During our many discussions and couch-talks concerning activism, part of the courses of the elective “activism and architecture” in the WTC buildings in Brussels, it became apparent there is an odd schism between the corporate world and the world of activism. In a sense this is a very logical deduction, given the fact that social activism often deals with the misuse of power by big players on the capitalist market. Because of this divide however activists run the risk of being “marginalized” by the people who don’t align with their cause or don’t understand it (anymore). Like the Recyclart movement which was founded around 1997 to revitalise a Brussels neighbourhood around the train station Kappelekerk by giving this socially active ngo the abandoned buildings. Which gave a whole neighbourhood a new beating heart just to see their efforts thwarted by gentrification. Sometimes this almost-standing-outside Recyclart is going through now can lend new perspective on the issue we’re trying to solve. This “marginal” approach to activism ensures we can’t be controlled by the system we’re trying to change, thus Recyclart too transformed from a desired motor of social change into a apparent nuisance in the political landscape of Brussels
Recently the Recyclart movement has been requested -and forced by use of political power- by the Belgian railway company to leave their location in the Brussels station Kappelekerk, this is done by claiming the building is a fire safety hazard. During the debate which ensued after the couch talk with Stephan Damsin of Recyclart it became apparent that there are different opinions as to how to play out this role on the edge of society. It could for example become a more aggressive activist organisation and claim the buildings by squatting them. Or it was an option to go nomadic, and try to accomplish what they had done in their old neighbourhood in other deserving or needy quarters of Brussel. The most passive option, to just go with the flow and be guided by the very organisations which forced them to leave their place, seemed underline most the schism between the corporate and the acitivist.

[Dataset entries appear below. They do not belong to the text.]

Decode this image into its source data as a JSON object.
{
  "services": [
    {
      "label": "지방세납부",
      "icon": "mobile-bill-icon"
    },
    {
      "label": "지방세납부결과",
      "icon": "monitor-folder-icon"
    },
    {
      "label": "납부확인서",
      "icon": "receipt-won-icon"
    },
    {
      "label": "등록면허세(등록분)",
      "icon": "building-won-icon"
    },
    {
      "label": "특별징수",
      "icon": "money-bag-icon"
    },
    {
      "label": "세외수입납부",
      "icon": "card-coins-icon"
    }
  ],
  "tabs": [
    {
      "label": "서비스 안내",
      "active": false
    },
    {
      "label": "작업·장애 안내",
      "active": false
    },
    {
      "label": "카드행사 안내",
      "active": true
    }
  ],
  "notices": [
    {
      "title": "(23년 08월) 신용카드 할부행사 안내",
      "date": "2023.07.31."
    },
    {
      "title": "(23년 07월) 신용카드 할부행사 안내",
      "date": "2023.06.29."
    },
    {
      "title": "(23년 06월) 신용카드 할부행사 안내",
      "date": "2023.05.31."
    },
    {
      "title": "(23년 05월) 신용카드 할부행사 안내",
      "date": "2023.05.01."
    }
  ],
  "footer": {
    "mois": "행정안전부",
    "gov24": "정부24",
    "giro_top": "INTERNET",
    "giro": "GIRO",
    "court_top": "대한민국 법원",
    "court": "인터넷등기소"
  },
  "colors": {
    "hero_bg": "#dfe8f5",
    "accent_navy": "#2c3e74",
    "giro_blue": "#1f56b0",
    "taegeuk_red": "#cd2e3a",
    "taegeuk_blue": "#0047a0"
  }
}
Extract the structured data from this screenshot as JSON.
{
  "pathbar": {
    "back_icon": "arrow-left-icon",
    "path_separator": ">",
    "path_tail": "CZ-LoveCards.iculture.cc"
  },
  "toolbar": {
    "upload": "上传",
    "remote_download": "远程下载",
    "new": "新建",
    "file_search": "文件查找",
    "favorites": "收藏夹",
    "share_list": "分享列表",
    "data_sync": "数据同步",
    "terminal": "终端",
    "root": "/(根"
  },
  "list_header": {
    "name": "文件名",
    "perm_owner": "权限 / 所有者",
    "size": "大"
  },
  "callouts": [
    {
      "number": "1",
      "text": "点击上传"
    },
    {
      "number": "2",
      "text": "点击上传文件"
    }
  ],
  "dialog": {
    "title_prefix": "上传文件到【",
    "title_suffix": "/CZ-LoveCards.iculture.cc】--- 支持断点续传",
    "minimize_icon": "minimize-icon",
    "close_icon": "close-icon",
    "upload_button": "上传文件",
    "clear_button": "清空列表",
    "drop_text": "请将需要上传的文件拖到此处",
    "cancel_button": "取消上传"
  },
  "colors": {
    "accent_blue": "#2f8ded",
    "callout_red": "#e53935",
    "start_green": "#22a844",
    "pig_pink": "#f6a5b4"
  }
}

The second couch talk complicated matters further when Maarten Gielen (Rotor) introduced us to a way of fighting the system from within. Out of the gaze of the sceptical looks, it is now possible to try and mold the system into what it deserves to be/should be. These not-so-non-profits as Maarten Gielen calls them, have the difficult task of having to deal with the ideals they want to promote and the system they are (sometimes) forced to work within. All the while staying fierce enough to choose ideals above personal gain when these two do not coincide.
If you regard the commons not as a thing, but as a set of social relations one hopes the capitalist machine would -in a utopian future- act more as a commons. In the sense as it was etymologically explained by French politician Alain Lipietz by tracing the Latin origin of the word in which Commun comes from munus, which means both “gift” and “duty”. Only when the system is given form -by people in the margin or inside- in such a matter there is a total clarity in these social relations, one could regard “the system” as a commons.
To that effort It seems to be easier to want to run away from something rather than to run towards something. By forming the future rather than staying at the marginalized side-line warning people of the impending doom. In that aspect it is admirable to try to change the system from within. It is however more admirable still when you can achieve that goal without being changed by that which you are trying to change. The question then remains whether the corporate is granting activism more legitimacy in the eyes of the beholder, or whether it is just seeking the power to control something which seemed ungraspable when it was still outside of their system. Because sometimes it can seem like the system tries to grasp everything it doesn’t understand to warp it until it functions exactly like them.